▼▼▼

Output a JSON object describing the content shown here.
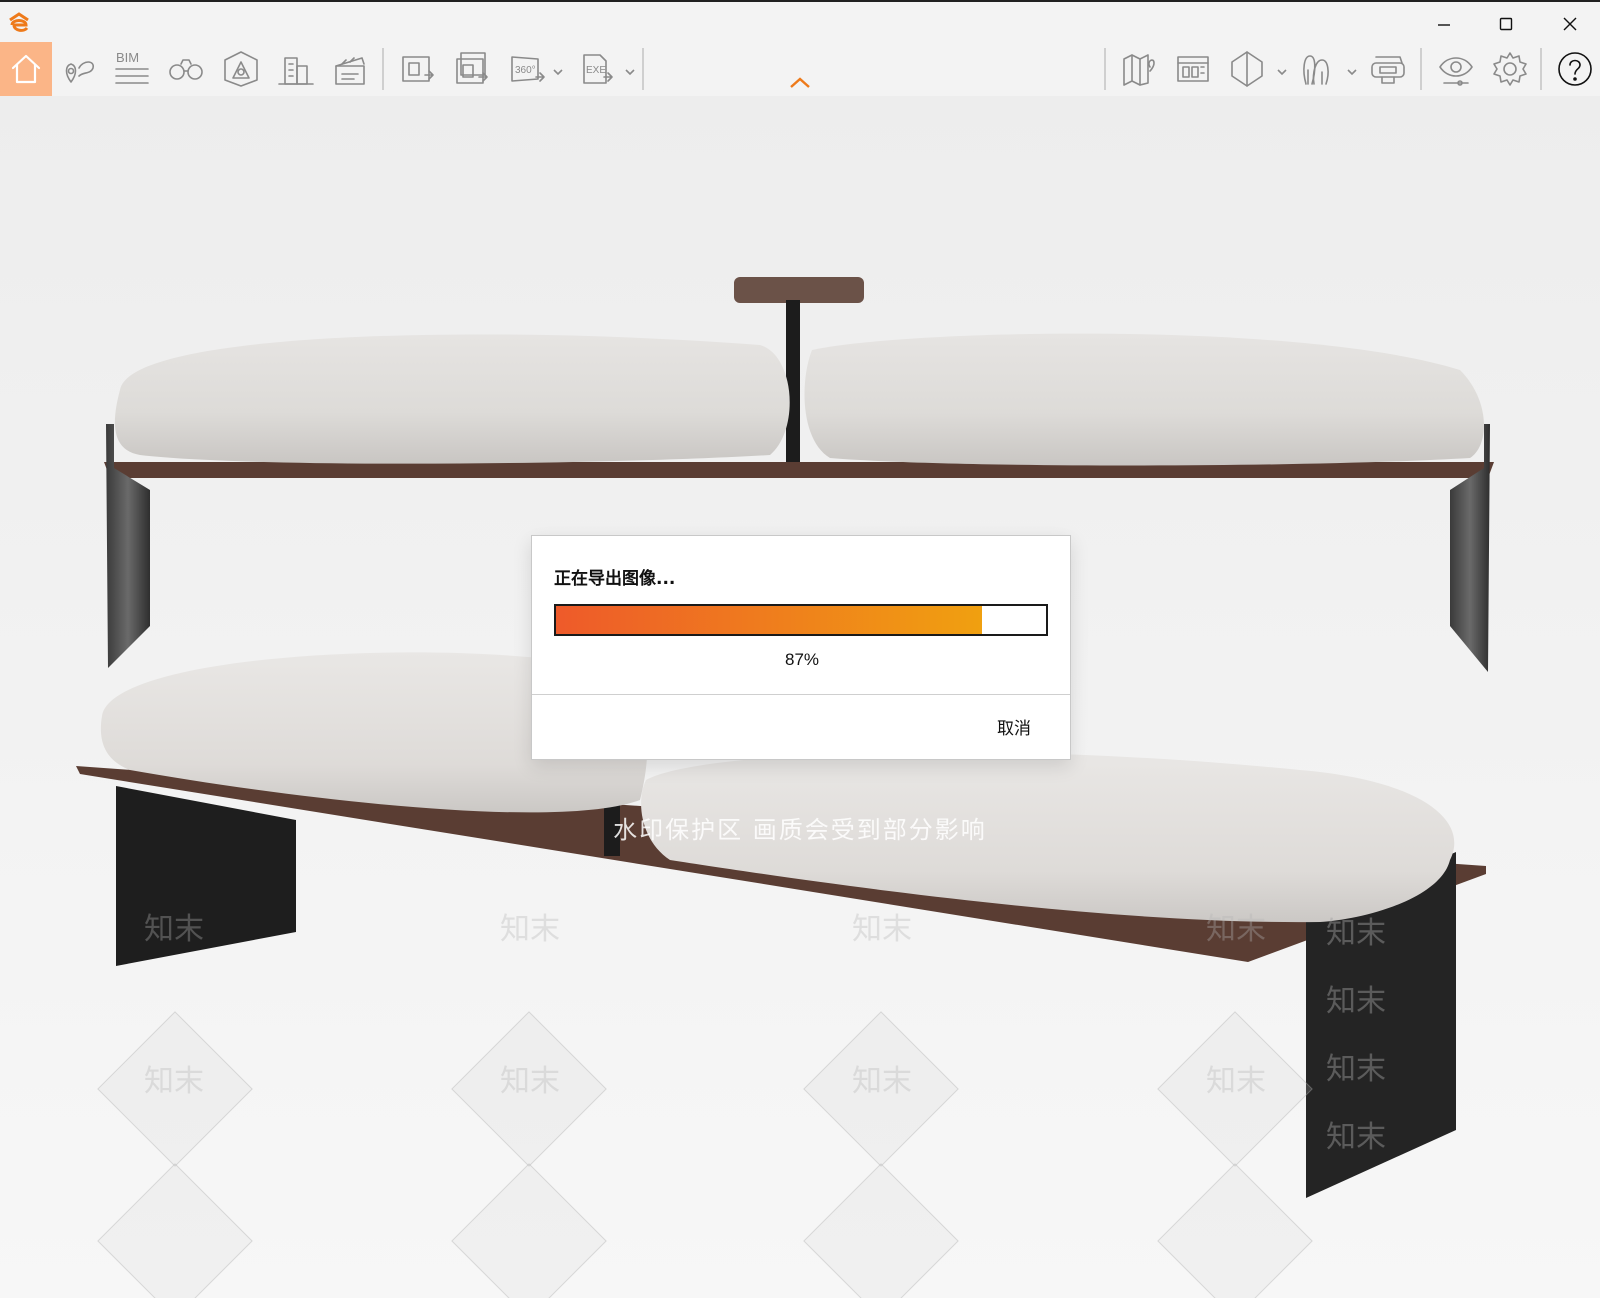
{
  "window": {
    "logo_icon": "app-logo-icon",
    "accent_color": "#ee7a1a"
  },
  "toolbar": {
    "bim_label": "BIM",
    "panorama_label": "360°",
    "exe_label": "EXE",
    "icons": [
      "home-icon",
      "location-pin-icon",
      "bim-icon",
      "binoculars-icon",
      "landscape-icon",
      "buildings-icon",
      "clapperboard-icon",
      "export-image-icon",
      "export-batch-icon",
      "export-panorama-icon",
      "export-exe-icon",
      "map-icon",
      "calculator-panel-icon",
      "cube-view-icon",
      "plants-icon",
      "vr-headset-icon",
      "eye-icon",
      "settings-icon",
      "help-icon"
    ]
  },
  "scene": {
    "watermark_text": "水印保护区  画质会受到部分影响",
    "watermark_brand": "知末"
  },
  "dialog": {
    "title": "正在导出图像...",
    "progress": 0.87,
    "progress_text": "87%",
    "cancel_label": "取消",
    "fill_start_color": "#ee5a2a",
    "fill_end_color": "#f0a010"
  }
}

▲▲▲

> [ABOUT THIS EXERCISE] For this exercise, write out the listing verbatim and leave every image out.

> [ANSWER TO THE PROBLEM]
Output a JSON object describing the content shown here.
{
  "window": {
    "logo_icon": "app-logo-icon",
    "accent_color": "#ee7a1a"
  },
  "toolbar": {
    "bim_label": "BIM",
    "panorama_label": "360°",
    "exe_label": "EXE",
    "icons": [
      "home-icon",
      "location-pin-icon",
      "bim-icon",
      "binoculars-icon",
      "landscape-icon",
      "buildings-icon",
      "clapperboard-icon",
      "export-image-icon",
      "export-batch-icon",
      "export-panorama-icon",
      "export-exe-icon",
      "map-icon",
      "calculator-panel-icon",
      "cube-view-icon",
      "plants-icon",
      "vr-headset-icon",
      "eye-icon",
      "settings-icon",
      "help-icon"
    ]
  },
  "scene": {
    "watermark_text": "水印保护区  画质会受到部分影响",
    "watermark_brand": "知末"
  },
  "dialog": {
    "title": "正在导出图像...",
    "progress": 0.87,
    "progress_text": "87%",
    "cancel_label": "取消",
    "fill_start_color": "#ee5a2a",
    "fill_end_color": "#f0a010"
  }
}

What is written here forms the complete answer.